Friday, May 30, 2008

Dragonfly and Reed Necklace

I love this round brass pendant. It features a dragonfly in flight around reed stalks and evokes a feeling of serenity. It provides the backdrop for an assemblage of vintage glass beads and a square pillow shaped turquoise bead wrapped in filigree. The seafoam and lavender perfectly complements the peaceful scene on the pendant.

The whole assemblage is suspended from brass chain, which is finished with a simple hook clasp. The chain measures 19 1/2" (49.4 cm). The pendant part is 2 3/4" (7 cm).

Sunday, May 25, 2008

Grand Entrance - The Necklace

This is one of the newest items I've posted to my Etsy shop. The assemblage of items includes a brass escutcheon, an antique skeleton key, an amber glass leaf, a small Swarovski flower bead and my favorite vintage glass bead -- it's the amber colored twist. The chain is brass and is finished with a simple hook clasp. Enjoy!

Thursday, May 22, 2008

Another Earwire Tutorial !

This style of earwire has been a bestseller for me for many years. I offer it almost exclusively as an interchangeable earring, which I sell in sets with 5 different pairs of drops.

Cut a 3" piece of 20 ga half-hard sterling silver wire. At one end, make the smallest, roundest loop you can with round nose pliers.

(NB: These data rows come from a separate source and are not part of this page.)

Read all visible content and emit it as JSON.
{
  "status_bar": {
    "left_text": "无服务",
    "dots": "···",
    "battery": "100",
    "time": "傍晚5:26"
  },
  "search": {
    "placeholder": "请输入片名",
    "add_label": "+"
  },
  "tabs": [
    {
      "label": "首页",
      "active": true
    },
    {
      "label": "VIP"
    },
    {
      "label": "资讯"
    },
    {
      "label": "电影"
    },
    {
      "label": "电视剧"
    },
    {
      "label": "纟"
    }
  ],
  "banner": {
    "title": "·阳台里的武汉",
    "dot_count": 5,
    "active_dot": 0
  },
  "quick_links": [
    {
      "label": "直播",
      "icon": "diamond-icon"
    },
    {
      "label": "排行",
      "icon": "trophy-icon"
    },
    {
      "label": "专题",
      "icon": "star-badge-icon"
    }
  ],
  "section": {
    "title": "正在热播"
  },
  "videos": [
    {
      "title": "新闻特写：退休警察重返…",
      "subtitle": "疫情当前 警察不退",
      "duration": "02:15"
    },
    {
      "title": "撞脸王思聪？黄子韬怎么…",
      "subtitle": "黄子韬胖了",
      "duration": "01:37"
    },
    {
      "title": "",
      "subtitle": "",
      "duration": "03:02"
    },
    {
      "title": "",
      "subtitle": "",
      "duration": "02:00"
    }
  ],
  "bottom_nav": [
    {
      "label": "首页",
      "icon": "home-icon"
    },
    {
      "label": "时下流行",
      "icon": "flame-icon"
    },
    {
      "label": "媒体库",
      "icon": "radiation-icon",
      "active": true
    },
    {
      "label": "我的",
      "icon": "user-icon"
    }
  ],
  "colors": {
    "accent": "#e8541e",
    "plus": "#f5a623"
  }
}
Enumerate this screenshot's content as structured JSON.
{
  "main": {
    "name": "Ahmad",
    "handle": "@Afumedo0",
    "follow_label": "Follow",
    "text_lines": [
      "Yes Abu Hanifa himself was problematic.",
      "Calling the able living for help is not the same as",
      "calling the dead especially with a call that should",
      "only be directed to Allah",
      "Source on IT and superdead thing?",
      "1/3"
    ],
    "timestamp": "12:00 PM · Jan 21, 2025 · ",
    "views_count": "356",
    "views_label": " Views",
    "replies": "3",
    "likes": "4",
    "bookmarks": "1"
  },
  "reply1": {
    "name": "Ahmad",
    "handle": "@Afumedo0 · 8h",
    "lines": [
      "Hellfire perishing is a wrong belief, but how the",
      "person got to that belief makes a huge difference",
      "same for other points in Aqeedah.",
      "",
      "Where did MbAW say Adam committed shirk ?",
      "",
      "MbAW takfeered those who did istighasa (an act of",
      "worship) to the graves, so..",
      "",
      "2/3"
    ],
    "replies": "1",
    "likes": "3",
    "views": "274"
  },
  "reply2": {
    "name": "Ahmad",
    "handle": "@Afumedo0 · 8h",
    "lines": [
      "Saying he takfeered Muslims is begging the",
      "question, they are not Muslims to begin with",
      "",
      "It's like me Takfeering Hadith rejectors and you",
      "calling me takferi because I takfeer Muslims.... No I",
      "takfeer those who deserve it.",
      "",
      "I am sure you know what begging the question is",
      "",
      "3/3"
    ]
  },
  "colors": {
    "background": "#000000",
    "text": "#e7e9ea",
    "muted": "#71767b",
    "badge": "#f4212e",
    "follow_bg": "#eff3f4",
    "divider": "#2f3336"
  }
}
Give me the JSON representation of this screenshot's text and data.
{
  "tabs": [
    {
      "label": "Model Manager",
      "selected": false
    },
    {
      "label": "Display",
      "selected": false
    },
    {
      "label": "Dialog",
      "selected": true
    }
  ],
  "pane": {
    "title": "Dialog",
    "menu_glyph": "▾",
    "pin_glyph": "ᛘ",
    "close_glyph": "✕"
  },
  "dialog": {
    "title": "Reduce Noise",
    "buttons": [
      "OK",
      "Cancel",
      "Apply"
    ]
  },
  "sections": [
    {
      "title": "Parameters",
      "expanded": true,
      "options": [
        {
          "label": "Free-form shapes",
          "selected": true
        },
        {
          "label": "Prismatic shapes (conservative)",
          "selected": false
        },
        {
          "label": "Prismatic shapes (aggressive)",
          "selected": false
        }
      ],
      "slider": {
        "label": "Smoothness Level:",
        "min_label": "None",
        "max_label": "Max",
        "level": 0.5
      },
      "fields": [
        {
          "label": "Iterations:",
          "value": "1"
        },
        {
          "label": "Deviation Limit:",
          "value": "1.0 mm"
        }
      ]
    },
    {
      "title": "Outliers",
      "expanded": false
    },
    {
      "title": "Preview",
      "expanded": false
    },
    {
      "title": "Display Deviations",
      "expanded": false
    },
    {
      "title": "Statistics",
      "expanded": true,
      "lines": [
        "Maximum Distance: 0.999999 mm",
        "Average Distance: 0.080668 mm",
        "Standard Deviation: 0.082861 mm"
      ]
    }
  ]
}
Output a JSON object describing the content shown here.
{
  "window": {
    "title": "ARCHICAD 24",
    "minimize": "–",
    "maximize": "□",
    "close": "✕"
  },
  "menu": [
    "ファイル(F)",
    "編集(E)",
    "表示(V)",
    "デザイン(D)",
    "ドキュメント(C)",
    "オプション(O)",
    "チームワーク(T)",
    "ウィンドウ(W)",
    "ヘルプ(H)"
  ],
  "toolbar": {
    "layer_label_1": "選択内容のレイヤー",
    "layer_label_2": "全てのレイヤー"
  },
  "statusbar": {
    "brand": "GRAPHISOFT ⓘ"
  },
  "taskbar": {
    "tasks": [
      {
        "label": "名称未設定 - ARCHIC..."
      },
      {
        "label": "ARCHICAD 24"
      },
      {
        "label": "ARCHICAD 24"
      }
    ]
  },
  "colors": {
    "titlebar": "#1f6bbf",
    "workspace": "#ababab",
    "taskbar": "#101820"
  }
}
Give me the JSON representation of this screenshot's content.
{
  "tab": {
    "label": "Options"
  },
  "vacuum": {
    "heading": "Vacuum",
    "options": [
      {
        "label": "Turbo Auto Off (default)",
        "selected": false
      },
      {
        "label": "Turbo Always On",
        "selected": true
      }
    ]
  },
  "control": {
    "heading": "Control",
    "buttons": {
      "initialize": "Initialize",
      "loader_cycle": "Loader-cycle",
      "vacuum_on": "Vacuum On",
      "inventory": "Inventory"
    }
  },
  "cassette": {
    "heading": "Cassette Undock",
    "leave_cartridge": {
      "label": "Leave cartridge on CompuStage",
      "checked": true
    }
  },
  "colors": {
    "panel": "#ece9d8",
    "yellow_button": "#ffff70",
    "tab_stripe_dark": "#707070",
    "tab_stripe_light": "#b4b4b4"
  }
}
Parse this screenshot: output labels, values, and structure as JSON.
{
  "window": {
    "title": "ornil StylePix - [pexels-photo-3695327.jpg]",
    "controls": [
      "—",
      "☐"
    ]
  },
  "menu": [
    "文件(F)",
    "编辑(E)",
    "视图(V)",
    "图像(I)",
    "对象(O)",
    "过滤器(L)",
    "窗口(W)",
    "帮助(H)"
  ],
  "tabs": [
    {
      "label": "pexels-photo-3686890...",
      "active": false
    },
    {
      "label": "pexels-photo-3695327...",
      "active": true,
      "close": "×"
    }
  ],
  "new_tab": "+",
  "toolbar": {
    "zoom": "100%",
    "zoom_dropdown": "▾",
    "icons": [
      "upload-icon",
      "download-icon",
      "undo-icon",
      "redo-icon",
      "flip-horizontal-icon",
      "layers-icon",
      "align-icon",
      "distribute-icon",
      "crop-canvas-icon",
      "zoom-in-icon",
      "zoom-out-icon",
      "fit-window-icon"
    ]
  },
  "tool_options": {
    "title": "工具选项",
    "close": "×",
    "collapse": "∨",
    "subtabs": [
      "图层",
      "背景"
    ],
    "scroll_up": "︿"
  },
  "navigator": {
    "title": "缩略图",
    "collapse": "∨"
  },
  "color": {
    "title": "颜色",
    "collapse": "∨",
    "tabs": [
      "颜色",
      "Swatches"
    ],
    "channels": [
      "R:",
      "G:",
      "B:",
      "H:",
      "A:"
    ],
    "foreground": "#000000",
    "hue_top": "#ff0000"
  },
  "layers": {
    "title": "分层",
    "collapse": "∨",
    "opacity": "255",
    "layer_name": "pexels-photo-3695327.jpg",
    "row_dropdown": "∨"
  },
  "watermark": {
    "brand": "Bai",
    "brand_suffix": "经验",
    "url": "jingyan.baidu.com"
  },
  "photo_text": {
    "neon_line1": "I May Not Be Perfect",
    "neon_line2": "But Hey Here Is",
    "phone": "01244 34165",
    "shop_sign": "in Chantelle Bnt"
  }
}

Using your favorite pair of pliers (I use my bent nose pliers with a coating of Tool Magic), set the loop in the jaws of the pliers, close to the joint. With your thumb, coax the wire up and around the initial loop to start the spiral. Reposition the the spiral and repeat until there are 2 1/2 revolutions.

Flatten this spiral. Here, I've used my rolling mill, but this could be done just as effectively with a chasing hammer and an anvil or bench block.

Place the flattened spiral in the jaws of the pliers and bend the remaining wire back at a 90 degree angle. With the other earring in the pair, you will bend this wire toward you at a 90 degree angle. This will create 2 earrings that are mirror images of each other.

Place your round nose pliers just past the bend and using your fingers, bend the remaining wire straight up. This will create the space where your dangle will go.

To create the part that goes through your ear, I use a size 13 aluminum knitting needle, as shown in the photo. I find it helpful to do both earrings at once, to ensure that they are the same length.

Using a chasing hammer and anvil, flatten the top of this curve. This will work-harden your earwire even more and provide the desired "springiness". File the ends and bend them up slightly.

Sunday, May 18, 2008

Flapper Necklace

This top-drilled serpentine pendant has been difficult for me to use -- I bought a whole strand in Tucson. Then, I discovered this fan shaped filigree component. It works perfectly when wrapped around the pendant. I added some coordinating crystals and voila, a flapper-worthy necklace was created! Glass and brass beads top the pendant and the whole assemblage hangs from brass link chain.

Thursday, May 8, 2008

Earwire Tutorial

I've been making my own earwires for many years. What follows is a tutorial for a very simple style that is a great way to get started. As time allows, I will add tutorials for several other styles of earwires.

I start with 3" - 3 1/2" of 20 ga half-hard sterling silver wire. If this is your first time trying this, you might want to practice with copper wire before cutting the sterling! Hammer about 1/4" of the end of the wire flat using a chasing hammer and either an anvil or bench block.

Next, using your round nose pliers, make a small loop at the flattened end: Placing the round nose pliers just above this loop, make a bend in the opposite direction, as shown in the next 2 photos. In the 3rd photo below, you can see that I'm making the curve that will go through your ear. Here, I am using a size 13 aluminum knitting needle as a "jig". A Sharpie pen works well too.To finish the earwires, hammer both the top curve and the small curve at the bottom where your drops will go. This hardens the wire and dresses it up at the same time. Don't forget to file the ends and make a small bend in the end, if desired.